Delayed discharge patients across Scotland faced even longer waits in hospital last year, new figures have shown.
The average patient whose release had been held up waited for an average of 11 days after they were fit to leave.
That’s an increase of two days from the previous year, and the highest since the figures were published in detail in 2016/17.
Delayed discharge occurs when a patient is physically fit to leave hospital, but has nowhere to go, often due to lack of care home spaces or home social care packages.
The annual report into delayed discharge revealed there were 18,157 patients across the country whose discharge was delayed last year.
That’s an increase from 17,184 in 2021/22 and 14,375 the year before that.
There were 22,294 in 2019/20, but the average length of wait has continued to rise.
The Scottish Government has made repeated pledges to tackle delayed discharge, with Deputy First Minister Shona Robison promising in 2015 to fully eradicate it by the end of that year.
Pamela Nash, chief executive of Scotland in Union, said:

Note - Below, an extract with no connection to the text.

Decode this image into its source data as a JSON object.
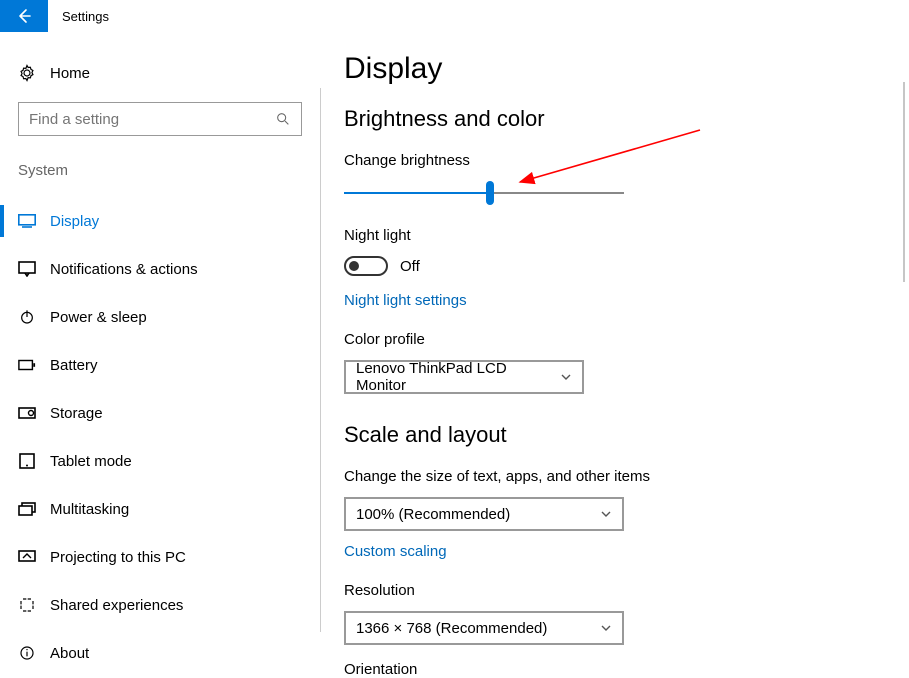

“Delayed discharge has been a problem that the SNP government has never managed to get to grips with.
“Despite repeated pledges, thousands of vulnerable people across Scotland find themselves trapped in hospital despite being fit to leave every year.

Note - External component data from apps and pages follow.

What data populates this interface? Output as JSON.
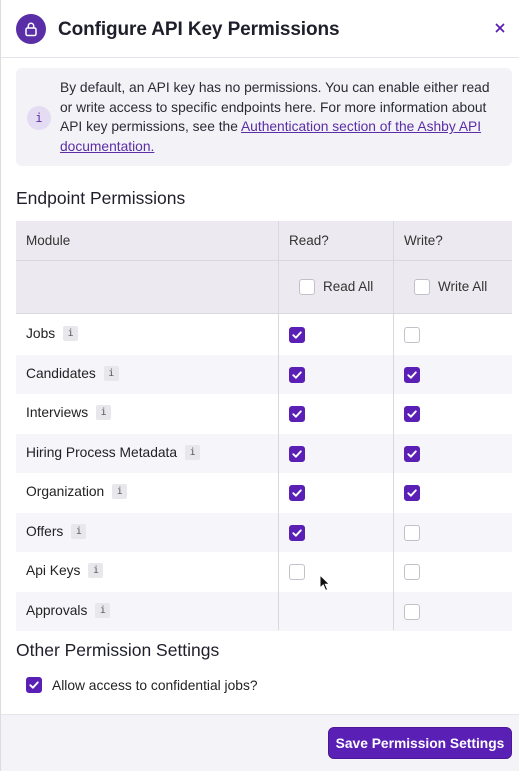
{
  "modal": {
    "title": "Configure API Key Permissions",
    "close_label": "×",
    "icons": {
      "header": "lock-icon",
      "notice": "info-icon"
    },
    "accent_color": "#5a1fb5"
  },
  "notice": {
    "icon_glyph": "i",
    "text_before": "By default, an API key has no permissions. You can enable either read or write access to specific endpoints here. For more information about API key permissions, see the ",
    "link_text": "Authentication section of the Ashby API documentation."
  },
  "endpoint_section": {
    "title": "Endpoint Permissions",
    "columns": {
      "module": "Module",
      "read": "Read?",
      "write": "Write?"
    },
    "read_all_label": "Read All",
    "write_all_label": "Write All",
    "read_all_checked": false,
    "write_all_checked": false,
    "info_glyph": "i",
    "rows": [
      {
        "module": "Jobs",
        "read": true,
        "write": false,
        "read_available": true
      },
      {
        "module": "Candidates",
        "read": true,
        "write": true,
        "read_available": true
      },
      {
        "module": "Interviews",
        "read": true,
        "write": true,
        "read_available": true
      },
      {
        "module": "Hiring Process Metadata",
        "read": true,
        "write": true,
        "read_available": true
      },
      {
        "module": "Organization",
        "read": true,
        "write": true,
        "read_available": true
      },
      {
        "module": "Offers",
        "read": true,
        "write": false,
        "read_available": true
      },
      {
        "module": "Api Keys",
        "read": false,
        "write": false,
        "read_available": true
      },
      {
        "module": "Approvals",
        "read": false,
        "write": false,
        "read_available": false
      }
    ]
  },
  "other_section": {
    "title": "Other Permission Settings",
    "confidential_label": "Allow access to confidential jobs?",
    "confidential_checked": true
  },
  "footer": {
    "save_label": "Save Permission Settings"
  }
}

“To make matters worse, the average time these patients are being forced to wait has risen to an unacceptable high.
“The SNP has been in full charge of health and social care since 2007, yet 16 years on the situation around delayed discharge remains a complete disgrace.

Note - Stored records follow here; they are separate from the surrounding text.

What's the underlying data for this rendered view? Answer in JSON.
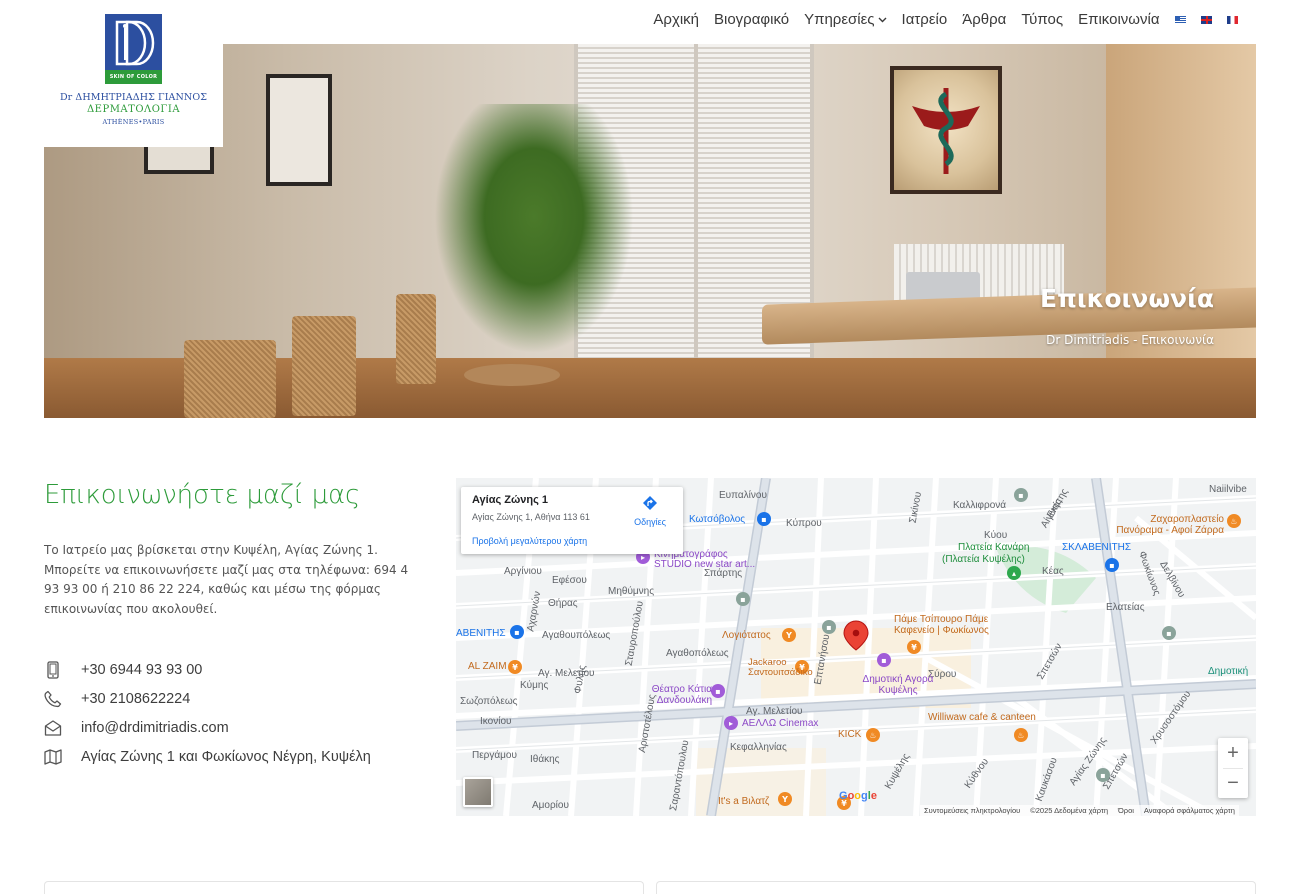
{
  "logo": {
    "badge_text": "SKIN OF COLOR",
    "doctor_name": "Dr ΔΗΜΗΤΡΙΑΔΗΣ ΓΙΑΝΝΟΣ",
    "specialty": "ΔΕΡΜΑΤΟΛΟΓΙΑ",
    "cities": "ATHÈNES•PARIS"
  },
  "nav": {
    "items": [
      {
        "label": "Αρχική"
      },
      {
        "label": "Βιογραφικό"
      },
      {
        "label": "Υπηρεσίες",
        "has_dropdown": true
      },
      {
        "label": "Ιατρείο"
      },
      {
        "label": "Άρθρα"
      },
      {
        "label": "Τύπος"
      },
      {
        "label": "Επικοινωνία"
      }
    ],
    "languages": [
      "gr-flag-icon",
      "en-flag-icon",
      "fr-flag-icon"
    ]
  },
  "hero": {
    "title": "Επικοινωνία",
    "breadcrumb_home": "Dr Dimitriadis",
    "breadcrumb_sep": " - ",
    "breadcrumb_current": "Επικοινωνία"
  },
  "contact": {
    "title": "Επικοινωνήστε μαζί μας",
    "text": "Το Ιατρείο μας βρίσκεται στην Κυψέλη, Αγίας Ζώνης 1. Μπορείτε να επικοινωνήσετε μαζί μας στα τηλέφωνα: 694 4 93 93 00 ή 210 86 22 224, καθώς και μέσω της φόρμας επικοινωνίας που ακολουθεί.",
    "mobile": "+30 6944 93 93 00",
    "phone": "+30 2108622224",
    "email": "info@drdimitriadis.com",
    "address": "Αγίας Ζώνης 1 και Φωκίωνος Νέγρη, Κυψέλη"
  },
  "map": {
    "place_name": "Αγίας Ζώνης 1",
    "place_address": "Αγίας Ζώνης 1, Αθήνα 113 61",
    "directions_label": "Οδηγίες",
    "larger_map_label": "Προβολή μεγαλύτερου χάρτη",
    "zoom_in": "+",
    "zoom_out": "−",
    "google_letters": [
      "G",
      "o",
      "o",
      "g",
      "l",
      "e"
    ],
    "attribution": [
      "Συντομεύσεις πληκτρολογίου",
      "©2025 Δεδομένα χάρτη",
      "Όροι",
      "Αναφορά σφάλματος χάρτη"
    ],
    "streets": [
      "Ευπαλίνου",
      "Κύπρου",
      "Καλλιφρονά",
      "Πλατεία Κανάρη",
      "(Πλατεία Κυψέλης)",
      "Αργίνιου",
      "Εφέσου",
      "Σπάρτης",
      "Θήρας",
      "Μηθύμνης",
      "Αγαθουπόλεως",
      "Αγαθοπόλεως",
      "Αγ. Μελετίου",
      "Κύμης",
      "Σωζοπόλεως",
      "Ικονίου",
      "Περγάμου",
      "Ιθάκης",
      "Αμορίου",
      "Κεφαλληνίας",
      "Σύρου",
      "Επτανήσου",
      "Σπετσών",
      "Ελατείας",
      "Φωκίωνος",
      "Δελβίνου",
      "Σικίνου",
      "Κύθνου",
      "Κέας",
      "Κυψέλης",
      "Αίγινης",
      "Αγίας Ζώνης",
      "Χρυσοστόμου",
      "Κύου",
      "Αριστοτέλους",
      "Φυλής",
      "Σταυροπούλου",
      "Αχαρνών",
      "Σαραντόπουλου",
      "Αγ. Μελετίου",
      "Εκάτης",
      "Σπετσών",
      "Καυκάσου",
      "Νaiilvibe"
    ],
    "pois": [
      {
        "name": "Κωτσόβολος",
        "color": "blue"
      },
      {
        "name": "Κινηματογράφος STUDIO new star art...",
        "color": "purple"
      },
      {
        "name": "ΣΚΛΑΒΕΝΙΤΗΣ",
        "color": "blue"
      },
      {
        "name": "Ζαχαροπλαστείο Πανόραμα - Αφοί Ζάρρα",
        "color": "orange"
      },
      {
        "name": "ΑΒΕΝΙΤΗΣ",
        "color": "blue"
      },
      {
        "name": "Λογιότατος",
        "color": "orange"
      },
      {
        "name": "Πάμε Τσίπουρο Πάμε Καφενείο | Φωκίωνος",
        "color": "orange"
      },
      {
        "name": "AL ZAIM",
        "color": "orange"
      },
      {
        "name": "Jackaroo Σαντουιτσάδικο",
        "color": "orange"
      },
      {
        "name": "Δημοτική Αγορά Κυψέλης",
        "color": "purple"
      },
      {
        "name": "Θέατρο Κάτια Δανδουλάκη",
        "color": "purple"
      },
      {
        "name": "ΑΕΛΛΩ Cinemax",
        "color": "purple"
      },
      {
        "name": "KICK",
        "color": "orange"
      },
      {
        "name": "Williwaw cafe & canteen",
        "color": "orange"
      },
      {
        "name": "Δημοτική",
        "color": "teal"
      },
      {
        "name": "It's a Βιλατζ",
        "color": "orange"
      }
    ]
  },
  "colors": {
    "brand_green": "#2d9b3a",
    "brand_blue": "#2c4fa0",
    "map_blue": "#1a73e8"
  }
}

“It’s yet more evidence of a distracted government which has simply never made the NHS a priority, and the most vulnerable people are paying the price.”
The full report can be seen here.
The first tab of the Excel file shows the average length of delay for patients at the point of discharge.
2022/23 – 11 days
2021/22 – 9 days
2020/21 – 7 days
2019/20 – 7 days
2018/19 – 8 days
2017/18 – 8 days
2016/17 – 9 days